who were the actual occupants in petitioners given address. The fact of transferring residences without informing her bondsman and
the trial court can only be viewed as petitioners inclination to evade court appearance, as indicative of flight, and an attempt to place
herself beyond the pale of the law.

Petitioners argument that she has the constitutional right to bail and that the evidence of guilt against her is not strong is
spurious. Certainly, after one is convicted by the trial court, the presumption of innocence, and with it, the constitutional right to bail,
ends. As to the strength of evidence of guilt against her, suffice it to say that what is before the Court is not the appeal of her conviction,
let alone the matter of evaluating the weight of the evidence adduced against her.

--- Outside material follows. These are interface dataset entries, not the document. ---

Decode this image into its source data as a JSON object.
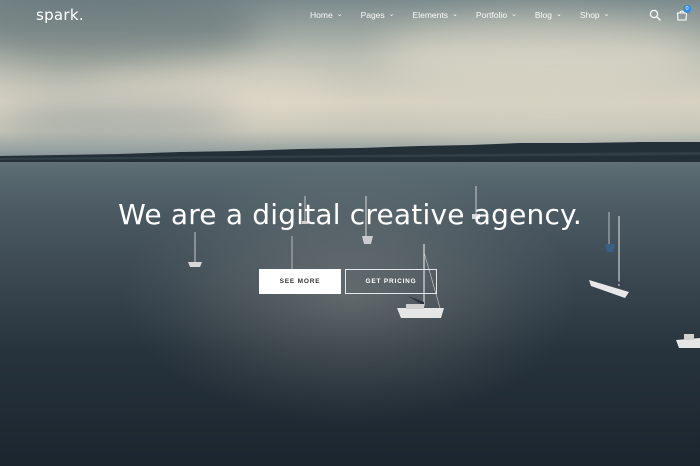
{
  "nav": {
    "logo": "spark.",
    "items": [
      {
        "label": "Home"
      },
      {
        "label": "Pages"
      },
      {
        "label": "Elements"
      },
      {
        "label": "Portfolio"
      },
      {
        "label": "Blog"
      },
      {
        "label": "Shop"
      }
    ],
    "cart_count": "0"
  },
  "hero": {
    "headline": "We are a digital creative agency.",
    "primary_button": "SEE MORE",
    "secondary_button": "GET PRICING"
  },
  "icons": {
    "search": "search-icon",
    "cart": "shopping-bag-icon",
    "chevron": "chevron-down-icon"
  },
  "colors": {
    "accent": "#2f8fe3",
    "text": "#ffffff"
  }
}
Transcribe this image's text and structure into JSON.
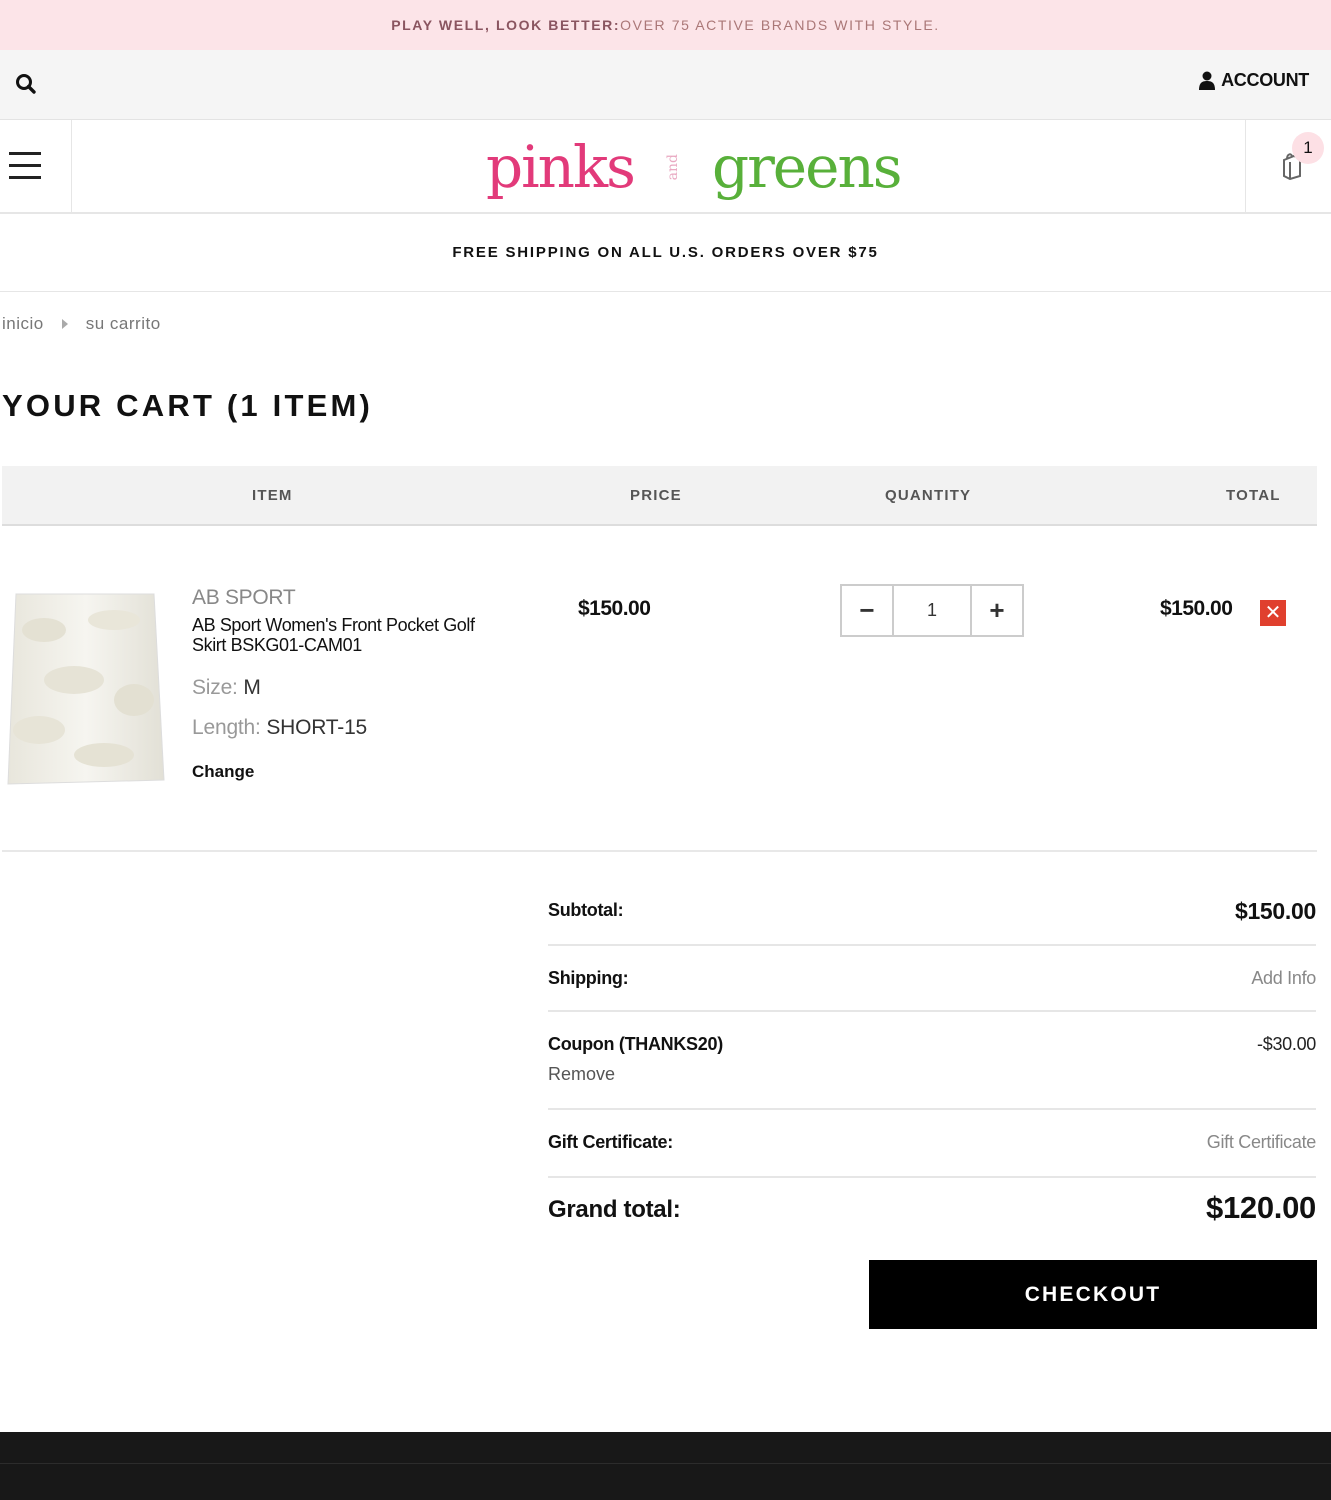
{
  "promo": {
    "bold": "PLAY WELL, LOOK BETTER:",
    "rest": " OVER 75 ACTIVE BRANDS WITH STYLE."
  },
  "utility": {
    "account_label": "ACCOUNT"
  },
  "header": {
    "logo": {
      "pinks": "pinks",
      "and": "and",
      "greens": "greens"
    },
    "cart_count": "1"
  },
  "shipping_banner": "FREE SHIPPING ON ALL U.S. ORDERS OVER $75",
  "breadcrumb": {
    "home": "inicio",
    "current": "su carrito"
  },
  "page_title": "YOUR CART (1 ITEM)",
  "table": {
    "headers": {
      "item": "ITEM",
      "price": "PRICE",
      "quantity": "QUANTITY",
      "total": "TOTAL"
    },
    "rows": [
      {
        "brand": "AB SPORT",
        "name": "AB Sport Women's Front Pocket Golf Skirt BSKG01-CAM01",
        "size_label": "Size:",
        "size_value": "M",
        "length_label": "Length:",
        "length_value": "SHORT-15",
        "change_label": "Change",
        "price": "$150.00",
        "quantity": "1",
        "total": "$150.00"
      }
    ]
  },
  "summary": {
    "subtotal_label": "Subtotal:",
    "subtotal_value": "$150.00",
    "shipping_label": "Shipping:",
    "shipping_value": "Add Info",
    "coupon_label": "Coupon (THANKS20)",
    "coupon_remove": "Remove",
    "coupon_value": "-$30.00",
    "gift_label": "Gift Certificate:",
    "gift_value": "Gift Certificate",
    "grand_label": "Grand total:",
    "grand_value": "$120.00"
  },
  "checkout_label": "CHECKOUT",
  "colors": {
    "promo_bg": "#fce4e8",
    "logo_pink": "#e23a7a",
    "logo_green": "#58b03a",
    "remove_red": "#e0402e"
  },
  "icons": [
    "search-icon",
    "user-icon",
    "hamburger-icon",
    "shopping-bag-icon",
    "chevron-right-icon",
    "minus-icon",
    "plus-icon",
    "close-icon"
  ]
}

Consequently, the Court agrees with the appellate courts finding of the presence of the fourth circumstance enumerated in
the above-quoted Sec. 5 of Rule 114, Revised Rules of Criminal Procedure, and holds that the appellate court neither erred nor gravely
abused its discretion in denying petitioners application for bail pending appeal. The appellate court appeared to have been guided by
the circumstances provided under the Rules. As the Court categorically held in People v. Fitzgerald, "As for an accused already convicted
and sentenced to an imprisonment term exceeding six years, bail may be denied or revoked based on prosecution evidence as to the
existence of any of the. circumstances under Sec. 5, paragraphs (a) to (e) x x x." Evidently, the circumstances succinctly provided in Sec.
5 of Rule 114, Revised Rules of Criminal Procedure have been placed as a guide for the exercise of the appellate court's discretion in
granting or denying the application for bail, pending the appeal of an accused who has been convicted of a crime where the penalty
imposed by the trial court is imprisonment exceeding six (6) years.

In all, the Court finds the CA to have exercised its discretion soundly when it denied petitioner's application for bail pending
appeal.

WHEREFORE, the instant petition is DENIED for lack of merit. Accordingly, the assailed December 17, 2010 and March 17, 2011
Resolutions of the Court of Appeals in CA-G.R. CR No. 33494 are AFFIRMED. No costs. SO ORDERED.